**What is expected:** Copy, from the data below, every line that has "title" in it.

------------------------------------------------------------

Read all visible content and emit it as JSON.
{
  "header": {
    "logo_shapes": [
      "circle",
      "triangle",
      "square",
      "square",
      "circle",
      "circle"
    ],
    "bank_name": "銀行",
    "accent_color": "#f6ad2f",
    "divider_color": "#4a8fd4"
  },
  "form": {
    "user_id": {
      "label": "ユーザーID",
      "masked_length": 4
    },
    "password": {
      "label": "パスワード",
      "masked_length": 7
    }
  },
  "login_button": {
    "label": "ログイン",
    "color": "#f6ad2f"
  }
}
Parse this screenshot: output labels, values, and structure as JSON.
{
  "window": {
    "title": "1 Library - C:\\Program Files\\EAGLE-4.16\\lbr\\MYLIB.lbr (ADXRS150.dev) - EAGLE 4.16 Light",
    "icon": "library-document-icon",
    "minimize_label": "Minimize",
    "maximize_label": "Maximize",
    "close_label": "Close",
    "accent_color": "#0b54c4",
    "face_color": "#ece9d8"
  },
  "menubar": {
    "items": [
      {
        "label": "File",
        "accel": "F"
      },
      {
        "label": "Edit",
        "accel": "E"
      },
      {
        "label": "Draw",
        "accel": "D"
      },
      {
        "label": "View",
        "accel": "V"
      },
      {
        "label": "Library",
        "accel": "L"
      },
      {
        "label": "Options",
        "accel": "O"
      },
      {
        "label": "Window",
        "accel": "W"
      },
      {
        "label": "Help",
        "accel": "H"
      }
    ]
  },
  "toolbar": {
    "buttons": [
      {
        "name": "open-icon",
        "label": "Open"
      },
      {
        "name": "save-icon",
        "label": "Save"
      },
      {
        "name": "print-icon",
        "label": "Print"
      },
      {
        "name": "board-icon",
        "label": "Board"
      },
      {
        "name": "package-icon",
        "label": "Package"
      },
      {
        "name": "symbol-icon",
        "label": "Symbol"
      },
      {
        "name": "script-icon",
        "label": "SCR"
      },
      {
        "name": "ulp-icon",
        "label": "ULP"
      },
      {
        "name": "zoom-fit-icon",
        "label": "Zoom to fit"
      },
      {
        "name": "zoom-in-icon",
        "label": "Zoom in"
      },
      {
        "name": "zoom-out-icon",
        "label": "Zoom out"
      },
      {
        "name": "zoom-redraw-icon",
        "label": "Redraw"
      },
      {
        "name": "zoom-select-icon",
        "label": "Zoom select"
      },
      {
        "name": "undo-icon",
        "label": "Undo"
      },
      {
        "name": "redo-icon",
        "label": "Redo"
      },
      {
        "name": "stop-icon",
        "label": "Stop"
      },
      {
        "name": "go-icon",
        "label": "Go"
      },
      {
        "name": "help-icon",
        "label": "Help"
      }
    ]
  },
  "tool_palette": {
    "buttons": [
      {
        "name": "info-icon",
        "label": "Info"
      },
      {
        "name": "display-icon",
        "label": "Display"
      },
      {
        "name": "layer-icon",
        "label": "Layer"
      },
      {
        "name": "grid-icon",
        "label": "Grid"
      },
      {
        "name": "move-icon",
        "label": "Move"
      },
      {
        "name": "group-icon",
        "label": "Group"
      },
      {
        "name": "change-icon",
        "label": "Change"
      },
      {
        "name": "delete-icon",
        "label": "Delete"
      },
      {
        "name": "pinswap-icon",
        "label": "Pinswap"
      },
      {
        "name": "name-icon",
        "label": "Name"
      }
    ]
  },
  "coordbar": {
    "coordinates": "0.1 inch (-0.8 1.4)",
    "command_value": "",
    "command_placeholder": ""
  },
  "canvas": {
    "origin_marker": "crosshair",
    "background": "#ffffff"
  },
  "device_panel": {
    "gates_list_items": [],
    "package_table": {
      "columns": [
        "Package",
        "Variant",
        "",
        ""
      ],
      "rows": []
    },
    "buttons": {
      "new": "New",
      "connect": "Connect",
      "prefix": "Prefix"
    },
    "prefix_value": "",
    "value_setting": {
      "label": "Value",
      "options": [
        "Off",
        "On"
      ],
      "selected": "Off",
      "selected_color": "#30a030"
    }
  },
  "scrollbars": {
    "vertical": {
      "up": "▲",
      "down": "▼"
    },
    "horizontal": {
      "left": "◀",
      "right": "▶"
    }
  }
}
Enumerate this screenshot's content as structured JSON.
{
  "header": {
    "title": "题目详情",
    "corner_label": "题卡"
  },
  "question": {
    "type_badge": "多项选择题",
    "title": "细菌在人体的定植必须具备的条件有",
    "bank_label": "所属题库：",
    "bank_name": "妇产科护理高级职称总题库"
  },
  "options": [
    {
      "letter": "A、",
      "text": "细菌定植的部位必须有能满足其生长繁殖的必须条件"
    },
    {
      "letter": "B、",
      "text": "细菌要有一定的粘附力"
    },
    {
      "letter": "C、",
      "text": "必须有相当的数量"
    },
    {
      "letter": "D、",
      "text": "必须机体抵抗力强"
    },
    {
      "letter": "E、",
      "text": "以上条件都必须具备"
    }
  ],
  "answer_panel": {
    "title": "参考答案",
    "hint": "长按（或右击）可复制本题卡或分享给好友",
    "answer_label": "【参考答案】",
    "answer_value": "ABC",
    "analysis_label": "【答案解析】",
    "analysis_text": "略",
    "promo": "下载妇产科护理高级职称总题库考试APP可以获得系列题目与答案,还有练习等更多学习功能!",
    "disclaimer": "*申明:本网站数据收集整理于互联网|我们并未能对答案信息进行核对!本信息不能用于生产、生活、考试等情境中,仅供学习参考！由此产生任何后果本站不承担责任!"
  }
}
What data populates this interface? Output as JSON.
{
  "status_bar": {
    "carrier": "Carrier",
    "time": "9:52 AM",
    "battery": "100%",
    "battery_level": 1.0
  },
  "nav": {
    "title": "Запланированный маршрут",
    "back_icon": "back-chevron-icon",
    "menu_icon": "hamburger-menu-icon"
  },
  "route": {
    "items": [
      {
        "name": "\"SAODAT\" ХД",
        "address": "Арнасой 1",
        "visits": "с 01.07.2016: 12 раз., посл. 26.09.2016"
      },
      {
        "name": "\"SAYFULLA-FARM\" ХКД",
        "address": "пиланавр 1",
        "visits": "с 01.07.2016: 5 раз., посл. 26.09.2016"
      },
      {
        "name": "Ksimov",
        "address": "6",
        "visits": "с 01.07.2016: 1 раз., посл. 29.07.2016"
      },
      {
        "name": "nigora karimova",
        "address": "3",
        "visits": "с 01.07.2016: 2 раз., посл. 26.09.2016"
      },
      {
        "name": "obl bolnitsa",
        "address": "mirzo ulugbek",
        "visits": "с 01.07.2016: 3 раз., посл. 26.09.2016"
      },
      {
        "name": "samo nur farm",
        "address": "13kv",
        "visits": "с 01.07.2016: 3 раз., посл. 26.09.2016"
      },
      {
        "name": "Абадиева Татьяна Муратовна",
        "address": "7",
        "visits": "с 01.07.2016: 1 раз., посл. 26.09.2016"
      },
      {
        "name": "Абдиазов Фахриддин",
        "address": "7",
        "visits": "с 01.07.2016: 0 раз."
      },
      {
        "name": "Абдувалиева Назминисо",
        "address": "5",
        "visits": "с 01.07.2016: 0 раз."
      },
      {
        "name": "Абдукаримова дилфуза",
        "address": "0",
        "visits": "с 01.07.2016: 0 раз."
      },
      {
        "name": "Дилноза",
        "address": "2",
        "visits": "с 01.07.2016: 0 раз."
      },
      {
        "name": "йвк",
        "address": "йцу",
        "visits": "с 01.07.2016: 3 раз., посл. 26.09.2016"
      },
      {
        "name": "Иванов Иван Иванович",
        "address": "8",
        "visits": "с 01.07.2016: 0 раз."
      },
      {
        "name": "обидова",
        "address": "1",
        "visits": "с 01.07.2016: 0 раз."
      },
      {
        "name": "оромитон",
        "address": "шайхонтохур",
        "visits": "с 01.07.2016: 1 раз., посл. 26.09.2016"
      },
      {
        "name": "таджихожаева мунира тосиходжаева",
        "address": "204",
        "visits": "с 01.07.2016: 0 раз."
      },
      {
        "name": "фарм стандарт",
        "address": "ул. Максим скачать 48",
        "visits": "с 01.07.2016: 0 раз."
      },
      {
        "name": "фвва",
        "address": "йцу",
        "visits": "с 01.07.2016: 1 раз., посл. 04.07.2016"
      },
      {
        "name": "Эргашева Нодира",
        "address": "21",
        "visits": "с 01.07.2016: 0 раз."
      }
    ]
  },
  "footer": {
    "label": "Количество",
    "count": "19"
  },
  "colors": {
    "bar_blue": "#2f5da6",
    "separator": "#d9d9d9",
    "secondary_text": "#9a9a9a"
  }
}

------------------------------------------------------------

**Result:**
    "title": "1 Library - C:\\Program Files\\EAGLE-4.16\\lbr\\MYLIB.lbr (ADXRS150.dev) - EAGLE 4.16 Light",
    "title": "题目详情",
    "title": "细菌在人体的定植必须具备的条件有",
    "title": "参考答案",
    "title": "Запланированный маршрут",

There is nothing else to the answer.